maize roots select for a distinct protist community in the field. We sequenced 18S and 16S rRNA genes from the rhizospheres of maize grown in two sites. Twenty-six isolates matched eight of the 89 rhizosphere taxa.

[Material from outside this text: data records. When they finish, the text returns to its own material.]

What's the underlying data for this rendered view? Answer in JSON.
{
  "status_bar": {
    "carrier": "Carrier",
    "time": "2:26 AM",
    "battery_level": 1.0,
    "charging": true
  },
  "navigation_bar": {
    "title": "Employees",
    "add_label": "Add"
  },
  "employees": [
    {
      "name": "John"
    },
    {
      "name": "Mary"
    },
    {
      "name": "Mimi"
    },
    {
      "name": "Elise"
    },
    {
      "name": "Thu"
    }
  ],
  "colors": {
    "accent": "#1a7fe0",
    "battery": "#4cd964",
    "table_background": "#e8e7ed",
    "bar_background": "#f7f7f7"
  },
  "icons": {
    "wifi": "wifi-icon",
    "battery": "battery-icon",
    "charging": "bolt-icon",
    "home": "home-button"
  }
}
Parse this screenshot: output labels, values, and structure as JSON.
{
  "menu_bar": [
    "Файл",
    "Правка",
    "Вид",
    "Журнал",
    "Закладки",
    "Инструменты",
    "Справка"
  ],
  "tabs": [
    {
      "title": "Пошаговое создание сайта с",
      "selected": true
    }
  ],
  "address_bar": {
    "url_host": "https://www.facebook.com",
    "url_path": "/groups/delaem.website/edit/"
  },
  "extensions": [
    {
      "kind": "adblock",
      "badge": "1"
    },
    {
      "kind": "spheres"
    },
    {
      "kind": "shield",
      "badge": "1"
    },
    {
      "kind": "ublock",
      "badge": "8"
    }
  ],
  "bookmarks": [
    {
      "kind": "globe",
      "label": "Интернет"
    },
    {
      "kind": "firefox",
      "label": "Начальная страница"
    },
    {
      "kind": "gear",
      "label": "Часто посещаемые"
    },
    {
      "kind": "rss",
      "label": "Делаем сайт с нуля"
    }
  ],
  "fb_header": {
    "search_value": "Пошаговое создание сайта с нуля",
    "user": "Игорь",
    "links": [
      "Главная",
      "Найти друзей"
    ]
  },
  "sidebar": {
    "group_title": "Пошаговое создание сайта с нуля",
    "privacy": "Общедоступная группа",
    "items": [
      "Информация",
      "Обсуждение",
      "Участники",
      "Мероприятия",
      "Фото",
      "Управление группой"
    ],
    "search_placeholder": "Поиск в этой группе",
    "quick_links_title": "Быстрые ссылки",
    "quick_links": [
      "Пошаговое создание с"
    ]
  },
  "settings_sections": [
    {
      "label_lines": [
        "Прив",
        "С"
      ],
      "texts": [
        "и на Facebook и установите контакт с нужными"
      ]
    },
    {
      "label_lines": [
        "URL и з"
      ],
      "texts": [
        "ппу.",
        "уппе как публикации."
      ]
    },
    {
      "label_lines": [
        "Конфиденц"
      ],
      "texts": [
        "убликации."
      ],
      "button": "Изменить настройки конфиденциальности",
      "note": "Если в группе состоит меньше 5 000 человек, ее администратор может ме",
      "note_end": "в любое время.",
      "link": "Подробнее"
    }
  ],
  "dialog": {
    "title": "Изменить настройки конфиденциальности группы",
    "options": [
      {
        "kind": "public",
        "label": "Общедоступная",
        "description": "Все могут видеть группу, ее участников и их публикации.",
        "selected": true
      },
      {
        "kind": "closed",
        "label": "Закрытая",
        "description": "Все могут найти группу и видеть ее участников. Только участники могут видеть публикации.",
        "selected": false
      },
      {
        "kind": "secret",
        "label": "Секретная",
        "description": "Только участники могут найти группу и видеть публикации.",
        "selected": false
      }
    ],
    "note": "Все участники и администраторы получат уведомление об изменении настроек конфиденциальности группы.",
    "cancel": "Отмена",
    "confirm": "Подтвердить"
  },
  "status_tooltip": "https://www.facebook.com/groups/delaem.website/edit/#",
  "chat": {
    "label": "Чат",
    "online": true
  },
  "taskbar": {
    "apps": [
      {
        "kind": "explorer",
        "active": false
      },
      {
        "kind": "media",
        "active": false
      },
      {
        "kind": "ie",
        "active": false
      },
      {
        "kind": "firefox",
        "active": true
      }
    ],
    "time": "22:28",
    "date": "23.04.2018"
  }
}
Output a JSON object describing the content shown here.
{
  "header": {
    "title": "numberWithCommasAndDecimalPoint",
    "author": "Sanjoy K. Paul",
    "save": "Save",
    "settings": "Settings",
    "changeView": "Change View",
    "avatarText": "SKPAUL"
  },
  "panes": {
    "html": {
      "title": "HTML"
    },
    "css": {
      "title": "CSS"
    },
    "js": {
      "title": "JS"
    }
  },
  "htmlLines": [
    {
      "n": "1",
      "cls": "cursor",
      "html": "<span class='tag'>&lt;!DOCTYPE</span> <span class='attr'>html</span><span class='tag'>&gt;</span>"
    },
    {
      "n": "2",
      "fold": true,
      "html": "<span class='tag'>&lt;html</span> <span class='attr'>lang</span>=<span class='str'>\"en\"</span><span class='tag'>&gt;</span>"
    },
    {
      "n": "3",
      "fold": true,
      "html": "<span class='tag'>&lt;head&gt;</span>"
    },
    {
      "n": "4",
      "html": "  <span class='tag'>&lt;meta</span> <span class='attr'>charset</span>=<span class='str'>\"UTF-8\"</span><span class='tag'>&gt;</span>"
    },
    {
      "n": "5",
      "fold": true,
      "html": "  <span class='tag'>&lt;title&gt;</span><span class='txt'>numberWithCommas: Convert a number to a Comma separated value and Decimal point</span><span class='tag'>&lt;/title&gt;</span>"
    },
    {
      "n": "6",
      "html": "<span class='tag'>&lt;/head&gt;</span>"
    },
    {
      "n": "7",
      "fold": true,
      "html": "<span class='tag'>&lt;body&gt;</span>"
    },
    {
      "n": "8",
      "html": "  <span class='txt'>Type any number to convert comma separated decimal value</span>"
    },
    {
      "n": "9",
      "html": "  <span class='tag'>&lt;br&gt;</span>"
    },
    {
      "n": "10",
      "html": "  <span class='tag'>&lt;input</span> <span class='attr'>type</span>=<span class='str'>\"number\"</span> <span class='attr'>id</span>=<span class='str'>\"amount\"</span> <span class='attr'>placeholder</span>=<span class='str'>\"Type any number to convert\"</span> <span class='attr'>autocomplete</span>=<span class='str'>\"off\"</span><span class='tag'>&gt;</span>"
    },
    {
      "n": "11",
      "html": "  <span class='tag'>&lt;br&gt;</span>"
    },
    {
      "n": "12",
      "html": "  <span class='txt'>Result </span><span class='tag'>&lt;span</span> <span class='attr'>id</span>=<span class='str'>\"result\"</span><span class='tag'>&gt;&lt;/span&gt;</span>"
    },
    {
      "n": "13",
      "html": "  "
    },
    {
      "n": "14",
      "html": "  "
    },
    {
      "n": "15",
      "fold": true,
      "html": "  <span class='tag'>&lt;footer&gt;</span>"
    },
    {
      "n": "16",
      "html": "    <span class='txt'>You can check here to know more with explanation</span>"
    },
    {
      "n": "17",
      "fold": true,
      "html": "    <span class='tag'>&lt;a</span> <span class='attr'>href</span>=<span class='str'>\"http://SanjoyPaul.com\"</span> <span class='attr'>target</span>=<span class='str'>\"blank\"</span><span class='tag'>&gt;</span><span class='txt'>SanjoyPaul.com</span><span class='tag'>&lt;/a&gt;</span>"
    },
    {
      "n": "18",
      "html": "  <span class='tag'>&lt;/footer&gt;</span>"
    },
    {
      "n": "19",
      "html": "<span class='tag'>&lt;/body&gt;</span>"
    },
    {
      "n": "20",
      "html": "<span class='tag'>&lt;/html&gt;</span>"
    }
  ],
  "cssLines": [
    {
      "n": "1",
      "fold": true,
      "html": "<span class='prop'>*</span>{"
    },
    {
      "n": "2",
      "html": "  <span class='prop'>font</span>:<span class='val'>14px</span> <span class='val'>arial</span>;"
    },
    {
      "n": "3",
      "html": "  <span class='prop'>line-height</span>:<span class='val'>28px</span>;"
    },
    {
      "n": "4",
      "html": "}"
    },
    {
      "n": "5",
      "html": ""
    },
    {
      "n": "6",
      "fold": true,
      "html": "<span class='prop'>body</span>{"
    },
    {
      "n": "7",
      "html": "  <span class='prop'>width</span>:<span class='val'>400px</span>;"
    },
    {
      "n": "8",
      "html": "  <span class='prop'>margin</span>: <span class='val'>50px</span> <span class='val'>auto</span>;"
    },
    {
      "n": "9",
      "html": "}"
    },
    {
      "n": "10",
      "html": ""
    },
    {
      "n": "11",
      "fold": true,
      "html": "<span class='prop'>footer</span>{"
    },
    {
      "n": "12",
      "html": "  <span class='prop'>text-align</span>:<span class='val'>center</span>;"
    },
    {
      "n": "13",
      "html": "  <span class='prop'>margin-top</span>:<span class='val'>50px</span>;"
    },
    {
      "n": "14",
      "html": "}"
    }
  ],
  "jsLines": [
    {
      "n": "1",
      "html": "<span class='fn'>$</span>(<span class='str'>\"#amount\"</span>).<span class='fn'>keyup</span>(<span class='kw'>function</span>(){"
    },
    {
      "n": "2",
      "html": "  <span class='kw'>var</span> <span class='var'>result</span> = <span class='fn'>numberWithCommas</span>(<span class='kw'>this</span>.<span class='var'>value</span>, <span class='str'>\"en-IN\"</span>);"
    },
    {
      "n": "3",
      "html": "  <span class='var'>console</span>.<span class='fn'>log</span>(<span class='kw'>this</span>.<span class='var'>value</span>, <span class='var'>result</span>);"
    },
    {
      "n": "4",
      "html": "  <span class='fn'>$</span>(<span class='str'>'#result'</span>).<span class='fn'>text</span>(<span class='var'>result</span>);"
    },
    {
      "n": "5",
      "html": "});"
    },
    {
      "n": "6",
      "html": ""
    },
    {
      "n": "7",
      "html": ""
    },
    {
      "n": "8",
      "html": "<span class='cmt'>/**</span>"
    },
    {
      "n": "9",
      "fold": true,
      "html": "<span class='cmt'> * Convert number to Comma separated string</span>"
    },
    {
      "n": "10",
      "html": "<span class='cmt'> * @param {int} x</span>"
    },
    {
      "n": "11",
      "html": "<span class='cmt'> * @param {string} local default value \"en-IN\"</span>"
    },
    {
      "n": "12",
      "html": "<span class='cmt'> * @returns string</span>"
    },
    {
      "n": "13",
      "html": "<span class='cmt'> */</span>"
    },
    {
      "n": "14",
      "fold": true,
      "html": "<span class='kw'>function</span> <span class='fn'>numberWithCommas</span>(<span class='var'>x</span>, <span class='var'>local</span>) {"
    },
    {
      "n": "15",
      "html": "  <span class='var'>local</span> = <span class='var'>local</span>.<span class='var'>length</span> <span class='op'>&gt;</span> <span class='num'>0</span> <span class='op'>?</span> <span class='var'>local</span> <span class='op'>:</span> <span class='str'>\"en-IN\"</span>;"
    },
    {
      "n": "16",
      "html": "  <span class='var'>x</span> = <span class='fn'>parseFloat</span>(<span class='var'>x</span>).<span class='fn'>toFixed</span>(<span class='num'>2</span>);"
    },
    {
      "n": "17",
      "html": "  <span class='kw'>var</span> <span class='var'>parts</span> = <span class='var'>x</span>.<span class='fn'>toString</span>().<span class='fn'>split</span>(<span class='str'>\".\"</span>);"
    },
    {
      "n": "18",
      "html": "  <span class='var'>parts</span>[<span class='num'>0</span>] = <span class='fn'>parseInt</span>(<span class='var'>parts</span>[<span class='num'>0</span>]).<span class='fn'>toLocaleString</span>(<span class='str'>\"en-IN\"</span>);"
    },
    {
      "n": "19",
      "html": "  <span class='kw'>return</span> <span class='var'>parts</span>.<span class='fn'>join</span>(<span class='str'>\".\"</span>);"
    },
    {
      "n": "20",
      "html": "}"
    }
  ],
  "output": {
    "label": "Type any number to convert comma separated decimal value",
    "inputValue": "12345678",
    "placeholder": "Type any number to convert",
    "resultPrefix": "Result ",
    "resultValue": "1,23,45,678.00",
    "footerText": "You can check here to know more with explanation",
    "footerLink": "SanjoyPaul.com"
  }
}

Protists play important roles in shaping the microbial community of the rhizosphere. However, there is still a limited understanding of how plants shape the protist community, and how well protist isolate collections might represent rhizosphere protist composition and function in downstream studies. We sought to determine whether maize roots select for a distinct protist community in the field, and whether the common or dominant members of that community are readily culturable using standard protist isolation methods. We sequenced 18S and 16S rRNA genes from the rhizospheres of maize grown in two sites, and isolated 103 protists into culture from the same roots. While field site had the greatest effect, rhizospheres in both sites had distinct protist composition from the bulk soils, and certain taxa were enriched in both sites. Enriched taxa were correlated to bacterial abundance patterns. The isolated protists represented six supergroups, and the majority corresponded to taxa found in the sequencing survey. Twenty-six isolates matched eight of the 89 core rhizosphere taxa. This study demonstrates that maize roots select for a distinct protist community, but also illustrate the potential challenges in understanding the function of the dominant protist groups in the rhizosphere. Originality-Significance StatementThis is the first study comparing cultivation-dependent and independent methods for studying the protist community of plant roots, and the first untargeted analysis of the maize rhizospheres effect on protist communities. We show that maize in different sites select for distinct communities and overlapping enriched taxa, but that isolating the most important plant-associated protists may be a challenge for researchers.